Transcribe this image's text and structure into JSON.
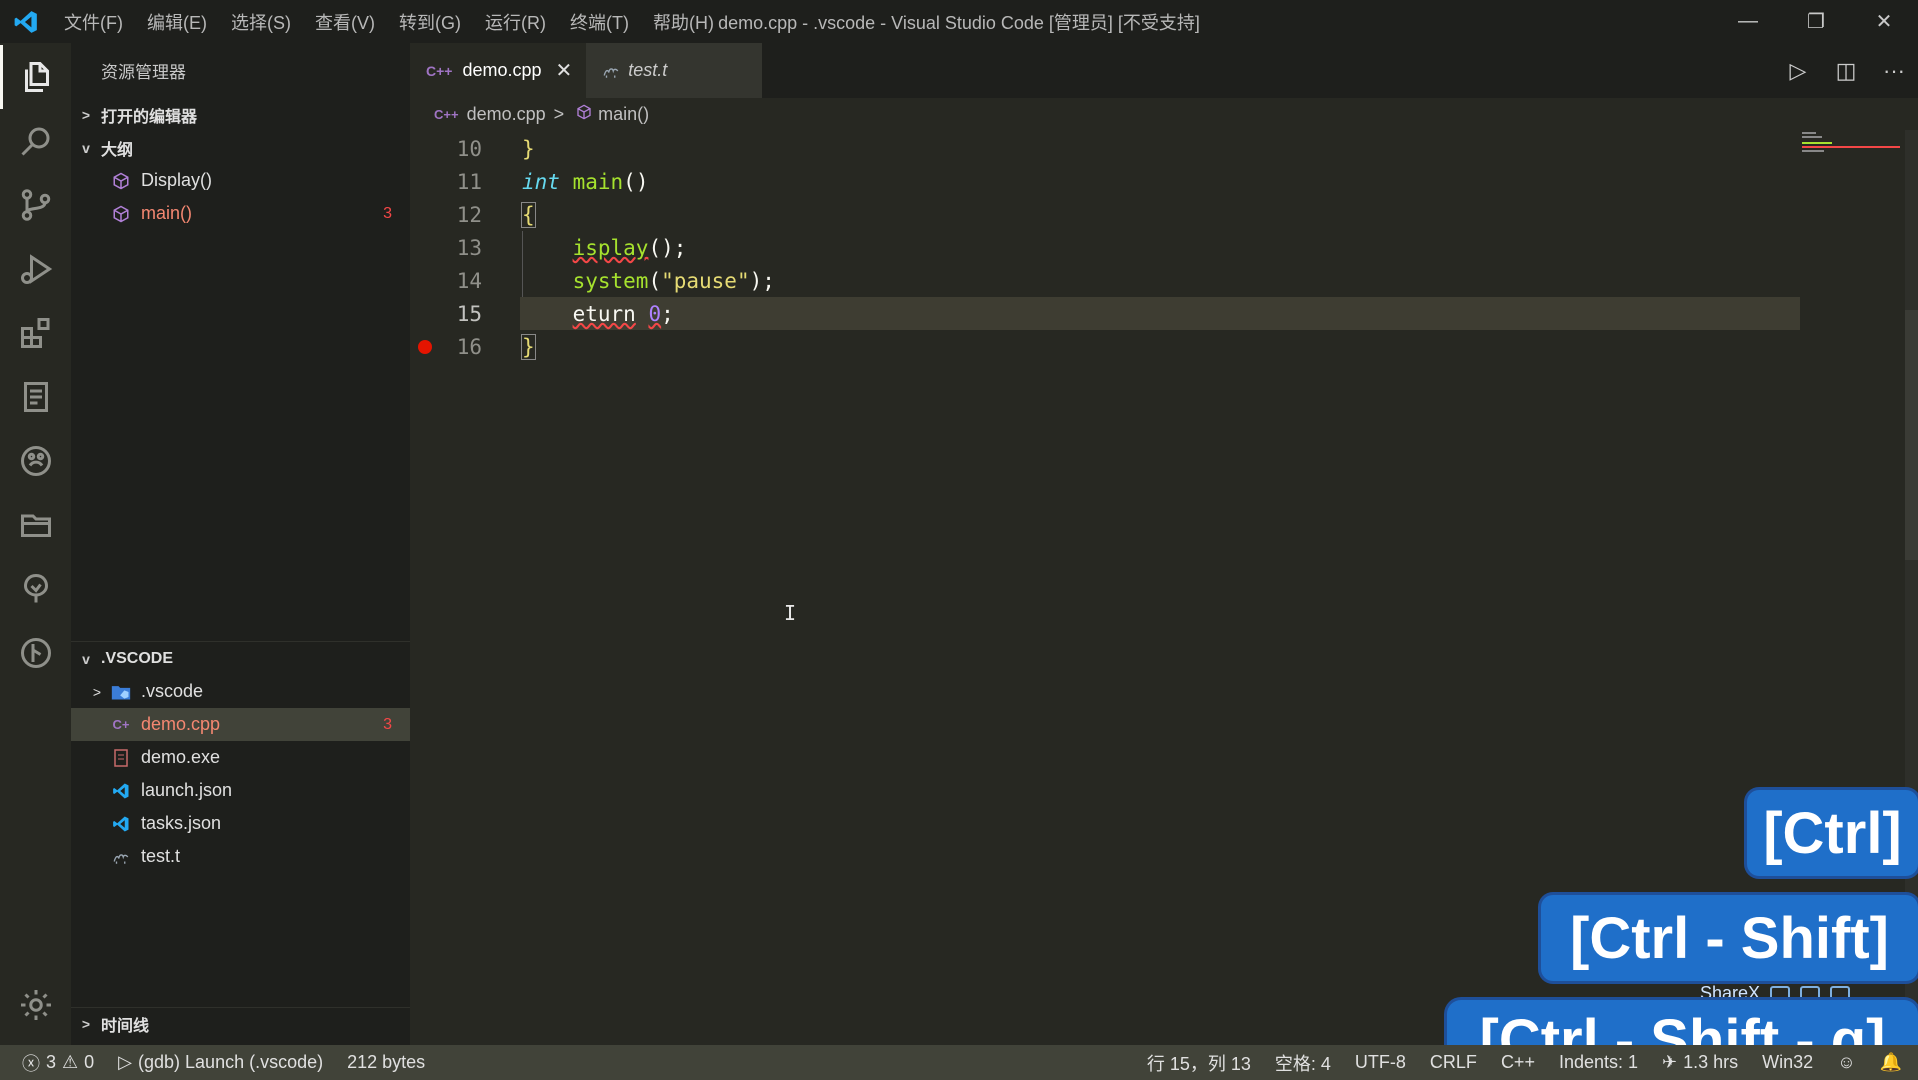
{
  "titlebar": {
    "menus": [
      "文件(F)",
      "编辑(E)",
      "选择(S)",
      "查看(V)",
      "转到(G)",
      "运行(R)",
      "终端(T)",
      "帮助(H)"
    ],
    "title": "demo.cpp - .vscode - Visual Studio Code [管理员] [不受支持]",
    "controls": {
      "minimize": "—",
      "restore": "❐",
      "close": "✕"
    }
  },
  "activity_bar": [
    "explorer-icon",
    "search-icon",
    "source-control-icon",
    "run-debug-icon",
    "extensions-icon",
    "remote-explorer-icon",
    "paw-icon",
    "folder-icon",
    "tree-icon",
    "git-graph-icon",
    "settings-gear-icon"
  ],
  "sidebar": {
    "title": "资源管理器",
    "open_editors": "打开的编辑器",
    "outline": {
      "label": "大纲",
      "items": [
        {
          "label": "Display()",
          "count": ""
        },
        {
          "label": "main()",
          "count": "3"
        }
      ]
    },
    "workspace": {
      "label": ".VSCODE",
      "items": [
        {
          "label": ".vscode",
          "count": ""
        },
        {
          "label": "demo.cpp",
          "count": "3"
        },
        {
          "label": "demo.exe",
          "count": ""
        },
        {
          "label": "launch.json",
          "count": ""
        },
        {
          "label": "tasks.json",
          "count": ""
        },
        {
          "label": "test.t",
          "count": ""
        }
      ]
    },
    "timeline": "时间线"
  },
  "tabs": [
    {
      "label": "demo.cpp",
      "icon": "C++",
      "close": "✕"
    },
    {
      "label": "test.t"
    }
  ],
  "editor_actions": {
    "run": "▷",
    "split": "◫",
    "more": "···"
  },
  "breadcrumb": {
    "icon": "C++",
    "file": "demo.cpp",
    "separator": ">",
    "symbol": "main()"
  },
  "code": {
    "lines": [
      {
        "num": "10",
        "text": "}"
      },
      {
        "num": "11",
        "kw": "int",
        "fn": "main",
        "rest": "()"
      },
      {
        "num": "12",
        "text": "{"
      },
      {
        "num": "13",
        "fn": "isplay",
        "rest": "();"
      },
      {
        "num": "14",
        "fn": "system",
        "open": "(",
        "str": "\"pause\"",
        "rest": ");"
      },
      {
        "num": "15",
        "word": "eturn",
        "space": " ",
        "numv": "0",
        "rest": ";"
      },
      {
        "num": "16",
        "text": "}"
      }
    ]
  },
  "overlays": {
    "keycast": [
      "[Ctrl]",
      "[Ctrl - Shift]",
      "[Ctrl - Shift - g]"
    ],
    "sharex": "ShareX"
  },
  "status": {
    "errors": "3",
    "warnings": "0",
    "launch": "(gdb) Launch (.vscode)",
    "size": "212 bytes",
    "position": "行 15，列 13",
    "spaces": "空格: 4",
    "encoding": "UTF-8",
    "eol": "CRLF",
    "language": "C++",
    "indents": "Indents: 1",
    "time": "1.3 hrs",
    "platform": "Win32"
  }
}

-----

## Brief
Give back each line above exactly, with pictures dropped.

## Response for this exercise
Transcribe this image's text and structure into JSON.
{
  "titlebar": {
    "menus": [
      "文件(F)",
      "编辑(E)",
      "选择(S)",
      "查看(V)",
      "转到(G)",
      "运行(R)",
      "终端(T)",
      "帮助(H)"
    ],
    "title": "demo.cpp - .vscode - Visual Studio Code [管理员] [不受支持]",
    "controls": {
      "minimize": "—",
      "restore": "❐",
      "close": "✕"
    }
  },
  "activity_bar": [
    "explorer-icon",
    "search-icon",
    "source-control-icon",
    "run-debug-icon",
    "extensions-icon",
    "remote-explorer-icon",
    "paw-icon",
    "folder-icon",
    "tree-icon",
    "git-graph-icon",
    "settings-gear-icon"
  ],
  "sidebar": {
    "title": "资源管理器",
    "open_editors": "打开的编辑器",
    "outline": {
      "label": "大纲",
      "items": [
        {
          "label": "Display()",
          "count": ""
        },
        {
          "label": "main()",
          "count": "3"
        }
      ]
    },
    "workspace": {
      "label": ".VSCODE",
      "items": [
        {
          "label": ".vscode",
          "count": ""
        },
        {
          "label": "demo.cpp",
          "count": "3"
        },
        {
          "label": "demo.exe",
          "count": ""
        },
        {
          "label": "launch.json",
          "count": ""
        },
        {
          "label": "tasks.json",
          "count": ""
        },
        {
          "label": "test.t",
          "count": ""
        }
      ]
    },
    "timeline": "时间线"
  },
  "tabs": [
    {
      "label": "demo.cpp",
      "icon": "C++",
      "close": "✕"
    },
    {
      "label": "test.t"
    }
  ],
  "editor_actions": {
    "run": "▷",
    "split": "◫",
    "more": "···"
  },
  "breadcrumb": {
    "icon": "C++",
    "file": "demo.cpp",
    "separator": ">",
    "symbol": "main()"
  },
  "code": {
    "lines": [
      {
        "num": "10",
        "text": "}"
      },
      {
        "num": "11",
        "kw": "int",
        "fn": "main",
        "rest": "()"
      },
      {
        "num": "12",
        "text": "{"
      },
      {
        "num": "13",
        "fn": "isplay",
        "rest": "();"
      },
      {
        "num": "14",
        "fn": "system",
        "open": "(",
        "str": "\"pause\"",
        "rest": ");"
      },
      {
        "num": "15",
        "word": "eturn",
        "space": " ",
        "numv": "0",
        "rest": ";"
      },
      {
        "num": "16",
        "text": "}"
      }
    ]
  },
  "overlays": {
    "keycast": [
      "[Ctrl]",
      "[Ctrl - Shift]",
      "[Ctrl - Shift - g]"
    ],
    "sharex": "ShareX"
  },
  "status": {
    "errors": "3",
    "warnings": "0",
    "launch": "(gdb) Launch (.vscode)",
    "size": "212 bytes",
    "position": "行 15，列 13",
    "spaces": "空格: 4",
    "encoding": "UTF-8",
    "eol": "CRLF",
    "language": "C++",
    "indents": "Indents: 1",
    "time": "1.3 hrs",
    "platform": "Win32"
  }
}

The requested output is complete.